Does that mean that an audience should notice the sound? As far as Eddy is concerned that “depends totally on the film. You can’t imagine a Star Wars without the sound effects… The Matrix was innovative and yes, you should be aware of it because it’s part of the experience. But, generally, the sound is part of the story telling, or part of the atmosphere and no you shouldn’t [concentrate on the sound] and nor should you really notice the music unless there’s a particular reason for it. I think there’s too much music in films. There’s a fear that directors and producers generally have, that you can’t afford to leave one frame without something on it. I love silence. I’m great advocate for light and shade in sound and if there’s anything I’ve done in my career it’s to try to advocate that.”
Luckily for cinemagoers, despite the fact that few appreciate what a sound editor does, Eddy is still compellingly passionate about cinematic soundscapes – the “nuance”, the “light and shade”. But as he concludes, attitudes within the industry are changing. “There is still an element of fun, but it’s getting harder because the schedules keep changing and the parameters change. It’s not as enjoyable I don’t think, which is a shame, people try to spend less money on sound, thinking that we can do more in the cutting rooms than we used to. They’re throwing that money into the visual effects now.”

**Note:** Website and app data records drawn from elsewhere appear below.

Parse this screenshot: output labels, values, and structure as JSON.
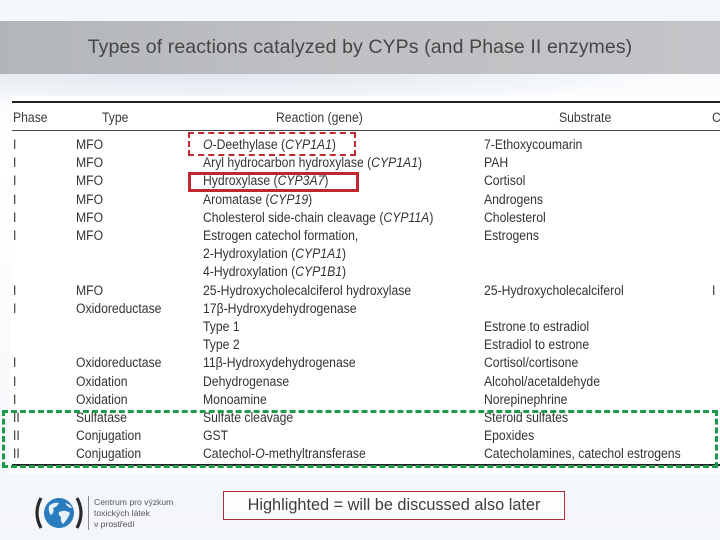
{
  "slide": {
    "title": "Types of reactions catalyzed by CYPs (and Phase II enzymes)",
    "note": "Highlighted = will be discussed also later",
    "logo": {
      "lines": [
        "Centrum pro výzkum",
        "toxických látek",
        "v prostředí"
      ]
    },
    "colors": {
      "title_band": "#b9bbbe",
      "title_text": "#464646",
      "highlight_red": "#c0282d",
      "highlight_green": "#1e9a4a",
      "logo_blue": "#2b7bbf"
    }
  },
  "table": {
    "headers": {
      "phase": "Phase",
      "type": "Type",
      "reaction": "Reaction (gene)",
      "substrate": "Substrate",
      "extra": "C"
    },
    "rows": [
      {
        "phase": "I",
        "type": "MFO",
        "reaction_pre": "",
        "reaction_em_pre": "O",
        "reaction": "-Deethylase (",
        "gene": "CYP1A1",
        "reaction_post": ")",
        "substrate": "7-Ethoxycoumarin",
        "highlight": "red-dashed"
      },
      {
        "phase": "I",
        "type": "MFO",
        "reaction_pre": "",
        "reaction_em_pre": "",
        "reaction": "Aryl hydrocarbon hydroxylase (",
        "gene": "CYP1A1",
        "reaction_post": ")",
        "substrate": "PAH"
      },
      {
        "phase": "I",
        "type": "MFO",
        "reaction_pre": "",
        "reaction_em_pre": "",
        "reaction": "Hydroxylase (",
        "gene": "CYP3A7",
        "reaction_post": ")",
        "substrate": "Cortisol",
        "highlight": "red-solid"
      },
      {
        "phase": "I",
        "type": "MFO",
        "reaction_pre": "",
        "reaction_em_pre": "",
        "reaction": "Aromatase (",
        "gene": "CYP19",
        "reaction_post": ")",
        "substrate": "Androgens"
      },
      {
        "phase": "I",
        "type": "MFO",
        "reaction_pre": "",
        "reaction_em_pre": "",
        "reaction": "Cholesterol side-chain cleavage (",
        "gene": "CYP11A",
        "reaction_post": ")",
        "substrate": "Cholesterol"
      },
      {
        "phase": "I",
        "type": "MFO",
        "reaction_pre": "",
        "reaction_em_pre": "",
        "reaction": "Estrogen catechol formation,",
        "gene": "",
        "reaction_post": "",
        "substrate": "Estrogens"
      },
      {
        "phase": "",
        "type": "",
        "reaction_pre": "",
        "reaction_em_pre": "",
        "reaction": "2-Hydroxylation (",
        "gene": "CYP1A1",
        "reaction_post": ")",
        "substrate": ""
      },
      {
        "phase": "",
        "type": "",
        "reaction_pre": "",
        "reaction_em_pre": "",
        "reaction": "4-Hydroxylation (",
        "gene": "CYP1B1",
        "reaction_post": ")",
        "substrate": ""
      },
      {
        "phase": "I",
        "type": "MFO",
        "reaction_pre": "",
        "reaction_em_pre": "",
        "reaction": "25-Hydroxycholecalciferol hydroxylase",
        "gene": "",
        "reaction_post": "",
        "substrate": "25-Hydroxycholecalciferol"
      },
      {
        "phase": "I",
        "type": "Oxidoreductase",
        "reaction_pre": "",
        "reaction_em_pre": "",
        "reaction": "17β-Hydroxydehydrogenase",
        "gene": "",
        "reaction_post": "",
        "substrate": ""
      },
      {
        "phase": "",
        "type": "",
        "reaction_pre": "",
        "reaction_em_pre": "",
        "reaction": "Type 1",
        "gene": "",
        "reaction_post": "",
        "substrate": "Estrone to estradiol"
      },
      {
        "phase": "",
        "type": "",
        "reaction_pre": "",
        "reaction_em_pre": "",
        "reaction": "Type 2",
        "gene": "",
        "reaction_post": "",
        "substrate": "Estradiol to estrone"
      },
      {
        "phase": "I",
        "type": "Oxidoreductase",
        "reaction_pre": "",
        "reaction_em_pre": "",
        "reaction": "11β-Hydroxydehydrogenase",
        "gene": "",
        "reaction_post": "",
        "substrate": "Cortisol/cortisone"
      },
      {
        "phase": "I",
        "type": "Oxidation",
        "reaction_pre": "",
        "reaction_em_pre": "",
        "reaction": "Dehydrogenase",
        "gene": "",
        "reaction_post": "",
        "substrate": "Alcohol/acetaldehyde"
      },
      {
        "phase": "I",
        "type": "Oxidation",
        "reaction_pre": "",
        "reaction_em_pre": "",
        "reaction": "Monoamine",
        "gene": "",
        "reaction_post": "",
        "substrate": "Norepinephrine"
      },
      {
        "phase": "II",
        "type": "Sulfatase",
        "reaction_pre": "",
        "reaction_em_pre": "",
        "reaction": "Sulfate cleavage",
        "gene": "",
        "reaction_post": "",
        "substrate": "Steroid sulfates",
        "highlight": "green"
      },
      {
        "phase": "II",
        "type": "Conjugation",
        "reaction_pre": "",
        "reaction_em_pre": "",
        "reaction": "GST",
        "gene": "",
        "reaction_post": "",
        "substrate": "Epoxides",
        "highlight": "green"
      },
      {
        "phase": "II",
        "type": "Conjugation",
        "reaction_pre": "Catechol-",
        "reaction_em_pre": "O",
        "reaction": "-methyltransferase",
        "gene": "",
        "reaction_post": "",
        "substrate": "Catecholamines, catechol estrogens",
        "highlight": "green"
      }
    ],
    "extra_column_marks": [
      {
        "row": 8,
        "text": "I"
      }
    ]
  }
}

Even though we may not realise it, we have reached a point where we take the sound at the cinema for granted. Let’s hope that those who hold the purse strings don’t do the same. Creating a soundtrack involves so much more than pressing a button marked “record.” There is a great deal of ingenuity and talent involved, both of which serve to enhance our experience of watching a film. Without people like Eddy Joseph, films would look the same, but they wouldn’t sound as good. We would lose the light and shade, the sounds of silence, and be left with just the crash, bang and wallop.